[PROBLEM TO WORK ON] Below is a block of records; return all of them exactly, but without the images.

**** RECORD EXTRACTS ****

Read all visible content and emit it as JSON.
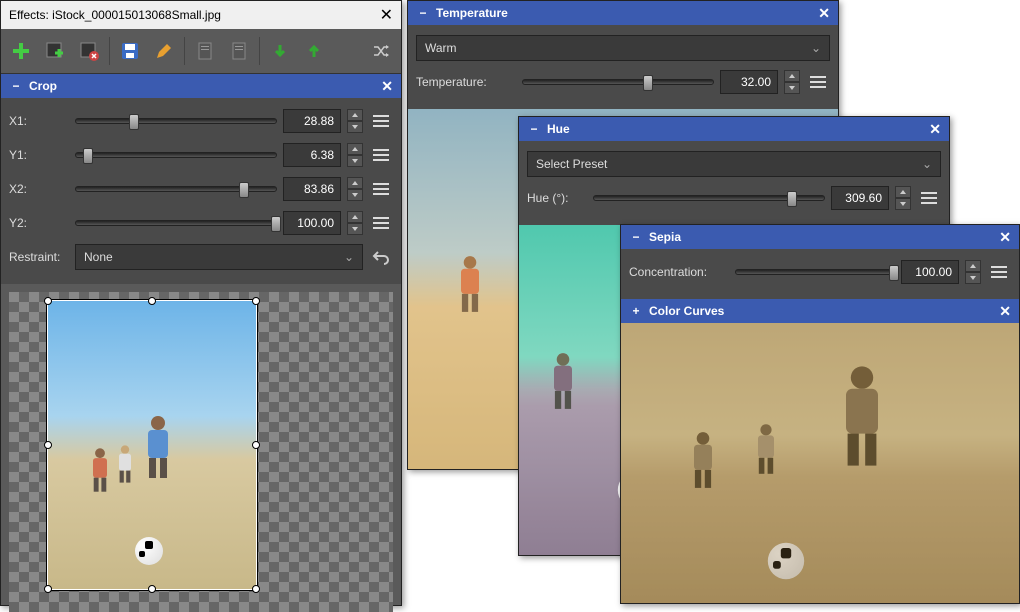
{
  "effects_window": {
    "title": "Effects: iStock_000015013068Small.jpg",
    "crop": {
      "title": "Crop",
      "x1_label": "X1:",
      "x1_value": "28.88",
      "y1_label": "Y1:",
      "y1_value": "6.38",
      "x2_label": "X2:",
      "x2_value": "83.86",
      "y2_label": "Y2:",
      "y2_value": "100.00",
      "restraint_label": "Restraint:",
      "restraint_value": "None"
    }
  },
  "temperature_panel": {
    "title": "Temperature",
    "preset": "Warm",
    "label": "Temperature:",
    "value": "32.00"
  },
  "hue_panel": {
    "title": "Hue",
    "preset": "Select Preset",
    "label": "Hue (°):",
    "value": "309.60"
  },
  "sepia_panel": {
    "title": "Sepia",
    "label": "Concentration:",
    "value": "100.00",
    "curves_title": "Color Curves"
  }
}
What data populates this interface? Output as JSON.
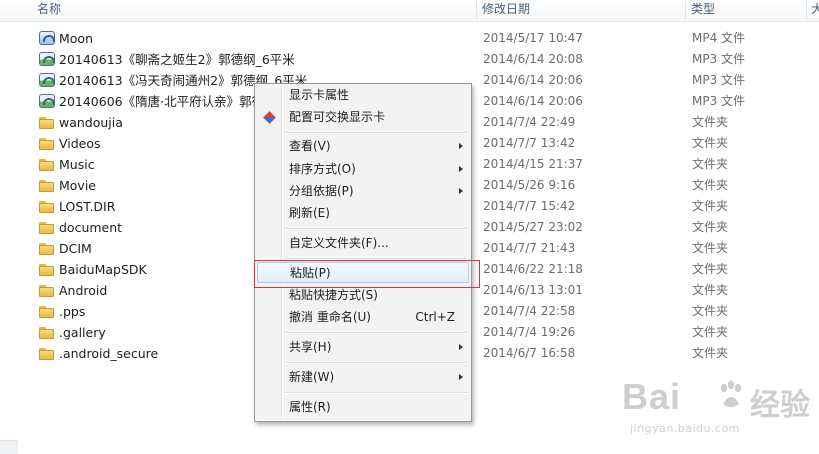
{
  "header": {
    "col_name": "名称",
    "col_date": "修改日期",
    "col_type": "类型",
    "col_size": "大"
  },
  "files": [
    {
      "name": "Moon",
      "date": "2014/5/17 10:47",
      "type": "MP4 文件",
      "icon": "media-icon"
    },
    {
      "name": "20140613《聊斋之姬生2》郭德纲_6平米",
      "date": "2014/6/14 20:08",
      "type": "MP3 文件",
      "icon": "media-icon-green"
    },
    {
      "name": "20140613《冯天奇闹通州2》郭德纲_6平米",
      "date": "2014/6/14 20:06",
      "type": "MP3 文件",
      "icon": "media-icon-green"
    },
    {
      "name": "20140606《隋唐·北平府认亲》郭德纲_6平米",
      "date": "2014/6/14 20:06",
      "type": "MP3 文件",
      "icon": "media-icon-green"
    },
    {
      "name": "wandoujia",
      "date": "2014/7/4 22:49",
      "type": "文件夹",
      "icon": "folder-icon"
    },
    {
      "name": "Videos",
      "date": "2014/7/7 13:42",
      "type": "文件夹",
      "icon": "folder-icon"
    },
    {
      "name": "Music",
      "date": "2014/4/15 21:37",
      "type": "文件夹",
      "icon": "folder-icon"
    },
    {
      "name": "Movie",
      "date": "2014/5/26 9:16",
      "type": "文件夹",
      "icon": "folder-icon"
    },
    {
      "name": "LOST.DIR",
      "date": "2014/7/7 15:42",
      "type": "文件夹",
      "icon": "folder-icon"
    },
    {
      "name": "document",
      "date": "2014/5/27 23:02",
      "type": "文件夹",
      "icon": "folder-icon"
    },
    {
      "name": "DCIM",
      "date": "2014/7/7 21:43",
      "type": "文件夹",
      "icon": "folder-icon"
    },
    {
      "name": "BaiduMapSDK",
      "date": "2014/6/22 21:18",
      "type": "文件夹",
      "icon": "folder-icon"
    },
    {
      "name": "Android",
      "date": "2014/6/13 13:01",
      "type": "文件夹",
      "icon": "folder-icon"
    },
    {
      "name": ".pps",
      "date": "2014/7/4 22:58",
      "type": "文件夹",
      "icon": "folder-icon"
    },
    {
      "name": ".gallery",
      "date": "2014/7/4 19:26",
      "type": "文件夹",
      "icon": "folder-icon"
    },
    {
      "name": ".android_secure",
      "date": "2014/6/7 16:58",
      "type": "文件夹",
      "icon": "folder-icon"
    }
  ],
  "context_menu": {
    "items": [
      {
        "label": "显示卡属性"
      },
      {
        "label": "配置可交换显示卡",
        "icon": "gpu-icon"
      },
      {
        "label": "查看(V)",
        "submenu": true
      },
      {
        "label": "排序方式(O)",
        "submenu": true
      },
      {
        "label": "分组依据(P)",
        "submenu": true
      },
      {
        "label": "刷新(E)"
      },
      {
        "label": "自定义文件夹(F)..."
      },
      {
        "label": "粘贴(P)",
        "highlighted": true
      },
      {
        "label": "粘贴快捷方式(S)"
      },
      {
        "label": "撤消 重命名(U)",
        "shortcut": "Ctrl+Z"
      },
      {
        "label": "共享(H)",
        "submenu": true
      },
      {
        "label": "新建(W)",
        "submenu": true
      },
      {
        "label": "属性(R)"
      }
    ]
  },
  "watermark": {
    "logo_text": "Bai",
    "logo_text2": "经验",
    "url": "jingyan.baidu.com"
  },
  "colors": {
    "highlight_border": "#e0323b",
    "menu_hover": "#e2eefb"
  }
}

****

[RESPONSE AREA]
Read all visible content and emit it as JSON.
{
  "effects_window": {
    "title": "Effects: iStock_000015013068Small.jpg",
    "crop": {
      "title": "Crop",
      "x1_label": "X1:",
      "x1_value": "28.88",
      "y1_label": "Y1:",
      "y1_value": "6.38",
      "x2_label": "X2:",
      "x2_value": "83.86",
      "y2_label": "Y2:",
      "y2_value": "100.00",
      "restraint_label": "Restraint:",
      "restraint_value": "None"
    }
  },
  "temperature_panel": {
    "title": "Temperature",
    "preset": "Warm",
    "label": "Temperature:",
    "value": "32.00"
  },
  "hue_panel": {
    "title": "Hue",
    "preset": "Select Preset",
    "label": "Hue (°):",
    "value": "309.60"
  },
  "sepia_panel": {
    "title": "Sepia",
    "label": "Concentration:",
    "value": "100.00",
    "curves_title": "Color Curves"
  }
}
What data populates this interface? Output as JSON.
{
  "header": {
    "col_name": "名称",
    "col_date": "修改日期",
    "col_type": "类型",
    "col_size": "大"
  },
  "files": [
    {
      "name": "Moon",
      "date": "2014/5/17 10:47",
      "type": "MP4 文件",
      "icon": "media-icon"
    },
    {
      "name": "20140613《聊斋之姬生2》郭德纲_6平米",
      "date": "2014/6/14 20:08",
      "type": "MP3 文件",
      "icon": "media-icon-green"
    },
    {
      "name": "20140613《冯天奇闹通州2》郭德纲_6平米",
      "date": "2014/6/14 20:06",
      "type": "MP3 文件",
      "icon": "media-icon-green"
    },
    {
      "name": "20140606《隋唐·北平府认亲》郭德纲_6平米",
      "date": "2014/6/14 20:06",
      "type": "MP3 文件",
      "icon": "media-icon-green"
    },
    {
      "name": "wandoujia",
      "date": "2014/7/4 22:49",
      "type": "文件夹",
      "icon": "folder-icon"
    },
    {
      "name": "Videos",
      "date": "2014/7/7 13:42",
      "type": "文件夹",
      "icon": "folder-icon"
    },
    {
      "name": "Music",
      "date": "2014/4/15 21:37",
      "type": "文件夹",
      "icon": "folder-icon"
    },
    {
      "name": "Movie",
      "date": "2014/5/26 9:16",
      "type": "文件夹",
      "icon": "folder-icon"
    },
    {
      "name": "LOST.DIR",
      "date": "2014/7/7 15:42",
      "type": "文件夹",
      "icon": "folder-icon"
    },
    {
      "name": "document",
      "date": "2014/5/27 23:02",
      "type": "文件夹",
      "icon": "folder-icon"
    },
    {
      "name": "DCIM",
      "date": "2014/7/7 21:43",
      "type": "文件夹",
      "icon": "folder-icon"
    },
    {
      "name": "BaiduMapSDK",
      "date": "2014/6/22 21:18",
      "type": "文件夹",
      "icon": "folder-icon"
    },
    {
      "name": "Android",
      "date": "2014/6/13 13:01",
      "type": "文件夹",
      "icon": "folder-icon"
    },
    {
      "name": ".pps",
      "date": "2014/7/4 22:58",
      "type": "文件夹",
      "icon": "folder-icon"
    },
    {
      "name": ".gallery",
      "date": "2014/7/4 19:26",
      "type": "文件夹",
      "icon": "folder-icon"
    },
    {
      "name": ".android_secure",
      "date": "2014/6/7 16:58",
      "type": "文件夹",
      "icon": "folder-icon"
    }
  ],
  "context_menu": {
    "items": [
      {
        "label": "显示卡属性"
      },
      {
        "label": "配置可交换显示卡",
        "icon": "gpu-icon"
      },
      {
        "label": "查看(V)",
        "submenu": true
      },
      {
        "label": "排序方式(O)",
        "submenu": true
      },
      {
        "label": "分组依据(P)",
        "submenu": true
      },
      {
        "label": "刷新(E)"
      },
      {
        "label": "自定义文件夹(F)..."
      },
      {
        "label": "粘贴(P)",
        "highlighted": true
      },
      {
        "label": "粘贴快捷方式(S)"
      },
      {
        "label": "撤消 重命名(U)",
        "shortcut": "Ctrl+Z"
      },
      {
        "label": "共享(H)",
        "submenu": true
      },
      {
        "label": "新建(W)",
        "submenu": true
      },
      {
        "label": "属性(R)"
      }
    ]
  },
  "watermark": {
    "logo_text": "Bai",
    "logo_text2": "经验",
    "url": "jingyan.baidu.com"
  },
  "colors": {
    "highlight_border": "#e0323b",
    "menu_hover": "#e2eefb"
  }
}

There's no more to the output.